===== Supplied information

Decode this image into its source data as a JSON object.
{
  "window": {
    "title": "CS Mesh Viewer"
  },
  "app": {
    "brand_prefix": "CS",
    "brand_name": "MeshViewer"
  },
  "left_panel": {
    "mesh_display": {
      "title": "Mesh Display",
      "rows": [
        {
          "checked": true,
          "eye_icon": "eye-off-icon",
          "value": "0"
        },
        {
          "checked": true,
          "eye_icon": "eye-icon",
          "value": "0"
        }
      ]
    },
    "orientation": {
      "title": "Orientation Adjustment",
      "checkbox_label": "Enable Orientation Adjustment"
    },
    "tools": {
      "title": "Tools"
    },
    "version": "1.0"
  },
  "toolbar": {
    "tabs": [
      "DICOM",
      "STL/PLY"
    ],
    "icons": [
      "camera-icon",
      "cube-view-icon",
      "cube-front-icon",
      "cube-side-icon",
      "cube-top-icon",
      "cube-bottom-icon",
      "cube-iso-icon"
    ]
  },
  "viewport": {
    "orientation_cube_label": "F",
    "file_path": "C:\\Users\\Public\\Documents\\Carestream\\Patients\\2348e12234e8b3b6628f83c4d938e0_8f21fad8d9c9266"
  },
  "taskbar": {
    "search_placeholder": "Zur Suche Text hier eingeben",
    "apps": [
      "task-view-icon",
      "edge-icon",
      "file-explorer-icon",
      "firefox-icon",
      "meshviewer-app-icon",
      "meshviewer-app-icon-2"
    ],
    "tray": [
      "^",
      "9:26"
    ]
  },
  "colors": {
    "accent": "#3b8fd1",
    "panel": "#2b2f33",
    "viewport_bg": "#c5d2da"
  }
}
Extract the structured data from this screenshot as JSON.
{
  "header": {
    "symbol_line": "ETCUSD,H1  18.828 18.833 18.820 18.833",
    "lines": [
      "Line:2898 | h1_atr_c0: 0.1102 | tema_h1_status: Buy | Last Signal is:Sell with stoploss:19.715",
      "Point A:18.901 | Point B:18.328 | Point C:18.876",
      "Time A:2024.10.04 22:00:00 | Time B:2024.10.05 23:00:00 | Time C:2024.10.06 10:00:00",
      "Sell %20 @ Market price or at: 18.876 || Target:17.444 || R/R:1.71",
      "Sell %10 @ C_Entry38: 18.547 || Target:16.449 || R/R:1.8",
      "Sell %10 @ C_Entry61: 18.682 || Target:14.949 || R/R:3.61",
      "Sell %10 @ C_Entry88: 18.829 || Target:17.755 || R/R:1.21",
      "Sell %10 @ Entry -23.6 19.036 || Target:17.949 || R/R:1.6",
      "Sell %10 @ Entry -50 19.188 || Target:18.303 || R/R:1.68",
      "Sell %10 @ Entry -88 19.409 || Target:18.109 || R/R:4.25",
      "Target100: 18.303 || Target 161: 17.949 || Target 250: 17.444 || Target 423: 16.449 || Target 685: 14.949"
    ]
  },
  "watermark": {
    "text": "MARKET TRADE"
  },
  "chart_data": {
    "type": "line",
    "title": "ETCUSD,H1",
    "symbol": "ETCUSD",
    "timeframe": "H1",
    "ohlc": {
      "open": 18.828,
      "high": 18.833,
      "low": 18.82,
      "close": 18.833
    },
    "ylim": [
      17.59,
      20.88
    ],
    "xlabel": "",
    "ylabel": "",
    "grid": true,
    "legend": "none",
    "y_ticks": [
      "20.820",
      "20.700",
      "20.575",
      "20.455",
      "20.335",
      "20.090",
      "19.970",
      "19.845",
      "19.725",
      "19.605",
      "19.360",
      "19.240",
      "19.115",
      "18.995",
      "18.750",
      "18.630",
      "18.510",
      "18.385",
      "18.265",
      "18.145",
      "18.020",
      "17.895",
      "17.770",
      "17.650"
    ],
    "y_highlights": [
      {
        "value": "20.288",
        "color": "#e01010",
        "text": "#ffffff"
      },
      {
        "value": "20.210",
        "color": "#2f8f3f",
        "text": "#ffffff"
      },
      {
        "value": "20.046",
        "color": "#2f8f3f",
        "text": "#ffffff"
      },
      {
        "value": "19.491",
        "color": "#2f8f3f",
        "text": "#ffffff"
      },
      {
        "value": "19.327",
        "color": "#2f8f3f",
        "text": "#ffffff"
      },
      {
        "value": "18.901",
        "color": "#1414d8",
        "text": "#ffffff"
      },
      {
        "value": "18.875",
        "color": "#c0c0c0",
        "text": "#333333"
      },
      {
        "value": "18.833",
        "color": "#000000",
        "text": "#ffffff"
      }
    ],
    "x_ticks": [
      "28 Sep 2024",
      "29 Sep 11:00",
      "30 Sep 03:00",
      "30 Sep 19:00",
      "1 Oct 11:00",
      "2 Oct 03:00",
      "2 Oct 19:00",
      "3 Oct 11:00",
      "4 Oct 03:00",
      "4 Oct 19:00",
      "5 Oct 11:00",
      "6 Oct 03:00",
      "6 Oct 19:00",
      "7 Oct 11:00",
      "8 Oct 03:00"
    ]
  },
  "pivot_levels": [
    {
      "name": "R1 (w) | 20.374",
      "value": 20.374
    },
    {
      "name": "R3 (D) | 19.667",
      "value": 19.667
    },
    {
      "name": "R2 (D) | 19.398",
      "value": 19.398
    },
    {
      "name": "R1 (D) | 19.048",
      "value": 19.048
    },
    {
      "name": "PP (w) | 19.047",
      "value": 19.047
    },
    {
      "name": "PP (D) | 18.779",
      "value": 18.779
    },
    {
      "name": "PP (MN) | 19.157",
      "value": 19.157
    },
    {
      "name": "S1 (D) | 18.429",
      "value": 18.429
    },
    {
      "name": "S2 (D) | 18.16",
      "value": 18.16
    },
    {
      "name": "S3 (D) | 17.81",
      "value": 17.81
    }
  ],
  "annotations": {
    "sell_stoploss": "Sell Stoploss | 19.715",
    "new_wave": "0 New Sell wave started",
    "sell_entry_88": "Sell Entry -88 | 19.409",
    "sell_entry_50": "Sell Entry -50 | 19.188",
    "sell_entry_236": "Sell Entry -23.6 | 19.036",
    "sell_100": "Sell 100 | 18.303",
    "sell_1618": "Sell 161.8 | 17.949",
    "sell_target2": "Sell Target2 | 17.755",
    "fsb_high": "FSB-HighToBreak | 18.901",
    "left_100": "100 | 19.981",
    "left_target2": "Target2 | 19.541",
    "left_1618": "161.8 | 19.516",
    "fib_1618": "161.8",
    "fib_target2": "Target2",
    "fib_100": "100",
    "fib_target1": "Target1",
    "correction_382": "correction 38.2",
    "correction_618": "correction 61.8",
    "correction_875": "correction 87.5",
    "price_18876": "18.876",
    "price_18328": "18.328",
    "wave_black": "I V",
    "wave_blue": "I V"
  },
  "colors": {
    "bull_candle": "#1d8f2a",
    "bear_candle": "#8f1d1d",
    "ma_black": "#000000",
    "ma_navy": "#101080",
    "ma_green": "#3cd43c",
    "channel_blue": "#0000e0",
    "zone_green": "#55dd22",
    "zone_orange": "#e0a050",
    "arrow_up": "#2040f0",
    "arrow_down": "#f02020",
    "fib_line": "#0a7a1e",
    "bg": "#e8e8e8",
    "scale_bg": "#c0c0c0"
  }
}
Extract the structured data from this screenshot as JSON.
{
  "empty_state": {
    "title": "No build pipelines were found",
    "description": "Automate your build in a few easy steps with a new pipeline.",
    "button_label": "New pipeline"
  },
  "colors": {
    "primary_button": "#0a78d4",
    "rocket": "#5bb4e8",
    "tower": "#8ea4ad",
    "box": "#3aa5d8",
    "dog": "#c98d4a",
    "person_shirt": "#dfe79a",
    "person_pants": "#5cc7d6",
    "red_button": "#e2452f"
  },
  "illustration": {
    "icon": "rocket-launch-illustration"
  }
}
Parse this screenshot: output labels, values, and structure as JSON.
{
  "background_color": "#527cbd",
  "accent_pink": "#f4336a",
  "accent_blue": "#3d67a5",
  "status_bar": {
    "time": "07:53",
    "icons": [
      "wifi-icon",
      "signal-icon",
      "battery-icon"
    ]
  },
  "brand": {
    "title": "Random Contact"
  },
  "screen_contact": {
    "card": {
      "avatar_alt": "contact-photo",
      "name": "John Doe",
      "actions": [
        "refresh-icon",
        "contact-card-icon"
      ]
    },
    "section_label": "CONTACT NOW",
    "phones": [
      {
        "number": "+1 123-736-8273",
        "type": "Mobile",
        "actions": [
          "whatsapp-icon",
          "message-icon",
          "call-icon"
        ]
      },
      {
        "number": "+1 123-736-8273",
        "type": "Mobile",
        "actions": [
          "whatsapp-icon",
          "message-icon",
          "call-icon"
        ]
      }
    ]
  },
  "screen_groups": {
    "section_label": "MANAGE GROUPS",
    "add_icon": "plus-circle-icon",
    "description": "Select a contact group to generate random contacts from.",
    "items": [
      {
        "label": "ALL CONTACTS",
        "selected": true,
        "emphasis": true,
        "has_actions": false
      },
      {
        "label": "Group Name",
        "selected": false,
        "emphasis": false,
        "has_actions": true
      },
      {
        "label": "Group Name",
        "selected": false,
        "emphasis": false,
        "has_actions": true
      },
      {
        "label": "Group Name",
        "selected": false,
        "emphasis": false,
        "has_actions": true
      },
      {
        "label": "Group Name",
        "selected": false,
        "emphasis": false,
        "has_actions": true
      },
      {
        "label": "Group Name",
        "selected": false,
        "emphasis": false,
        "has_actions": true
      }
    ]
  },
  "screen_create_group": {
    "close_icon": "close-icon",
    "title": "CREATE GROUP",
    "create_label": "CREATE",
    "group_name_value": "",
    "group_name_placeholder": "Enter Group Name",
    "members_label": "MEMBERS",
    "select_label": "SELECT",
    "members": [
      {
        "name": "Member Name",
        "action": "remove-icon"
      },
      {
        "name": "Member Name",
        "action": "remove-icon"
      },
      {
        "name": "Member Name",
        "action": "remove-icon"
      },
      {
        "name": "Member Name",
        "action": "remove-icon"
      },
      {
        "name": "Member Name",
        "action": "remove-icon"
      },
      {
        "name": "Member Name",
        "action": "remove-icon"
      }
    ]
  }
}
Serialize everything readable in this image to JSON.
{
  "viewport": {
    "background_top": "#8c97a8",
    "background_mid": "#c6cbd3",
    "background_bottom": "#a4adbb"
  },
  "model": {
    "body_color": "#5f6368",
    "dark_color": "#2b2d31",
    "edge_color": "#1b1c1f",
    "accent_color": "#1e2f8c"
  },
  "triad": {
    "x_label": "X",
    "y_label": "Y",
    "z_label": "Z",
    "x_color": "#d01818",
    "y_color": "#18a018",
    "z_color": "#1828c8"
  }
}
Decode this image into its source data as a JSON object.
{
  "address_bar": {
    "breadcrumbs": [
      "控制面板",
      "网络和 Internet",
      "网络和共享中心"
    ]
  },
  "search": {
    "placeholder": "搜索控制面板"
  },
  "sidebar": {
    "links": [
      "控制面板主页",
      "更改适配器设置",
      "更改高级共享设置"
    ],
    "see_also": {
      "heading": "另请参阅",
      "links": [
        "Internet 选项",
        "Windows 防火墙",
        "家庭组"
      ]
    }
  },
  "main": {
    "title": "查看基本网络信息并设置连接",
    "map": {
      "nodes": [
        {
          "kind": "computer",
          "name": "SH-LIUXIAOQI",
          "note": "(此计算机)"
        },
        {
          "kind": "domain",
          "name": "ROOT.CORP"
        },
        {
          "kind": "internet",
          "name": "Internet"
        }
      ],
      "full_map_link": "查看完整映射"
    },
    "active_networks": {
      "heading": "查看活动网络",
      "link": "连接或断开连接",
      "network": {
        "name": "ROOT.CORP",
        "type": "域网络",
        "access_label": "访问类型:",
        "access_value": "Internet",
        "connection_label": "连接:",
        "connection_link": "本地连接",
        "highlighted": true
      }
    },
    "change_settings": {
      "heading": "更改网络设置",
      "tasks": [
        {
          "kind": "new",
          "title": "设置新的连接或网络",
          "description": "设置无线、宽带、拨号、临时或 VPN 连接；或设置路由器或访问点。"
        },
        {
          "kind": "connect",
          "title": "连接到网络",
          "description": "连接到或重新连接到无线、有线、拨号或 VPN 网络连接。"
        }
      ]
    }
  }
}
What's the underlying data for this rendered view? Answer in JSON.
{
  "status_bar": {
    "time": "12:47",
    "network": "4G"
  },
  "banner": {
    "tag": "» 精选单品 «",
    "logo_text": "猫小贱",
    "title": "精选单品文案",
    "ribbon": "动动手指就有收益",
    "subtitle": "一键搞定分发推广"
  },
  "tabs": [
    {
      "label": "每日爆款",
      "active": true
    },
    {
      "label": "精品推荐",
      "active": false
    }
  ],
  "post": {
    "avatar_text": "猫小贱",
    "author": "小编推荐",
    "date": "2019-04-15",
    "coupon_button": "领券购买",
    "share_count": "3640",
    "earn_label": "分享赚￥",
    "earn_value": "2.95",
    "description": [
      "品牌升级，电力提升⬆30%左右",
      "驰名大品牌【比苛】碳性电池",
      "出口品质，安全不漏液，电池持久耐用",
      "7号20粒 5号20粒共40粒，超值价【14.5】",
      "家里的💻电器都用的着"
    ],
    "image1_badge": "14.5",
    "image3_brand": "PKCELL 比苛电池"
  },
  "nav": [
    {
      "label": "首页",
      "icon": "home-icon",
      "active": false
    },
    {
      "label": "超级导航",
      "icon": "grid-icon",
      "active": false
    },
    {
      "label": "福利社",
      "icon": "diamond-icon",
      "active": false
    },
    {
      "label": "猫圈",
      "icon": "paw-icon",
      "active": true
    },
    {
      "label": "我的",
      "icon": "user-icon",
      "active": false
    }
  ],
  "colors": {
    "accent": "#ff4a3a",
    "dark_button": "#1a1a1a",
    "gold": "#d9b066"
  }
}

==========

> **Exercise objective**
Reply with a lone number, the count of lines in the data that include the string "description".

> **Answer section**
5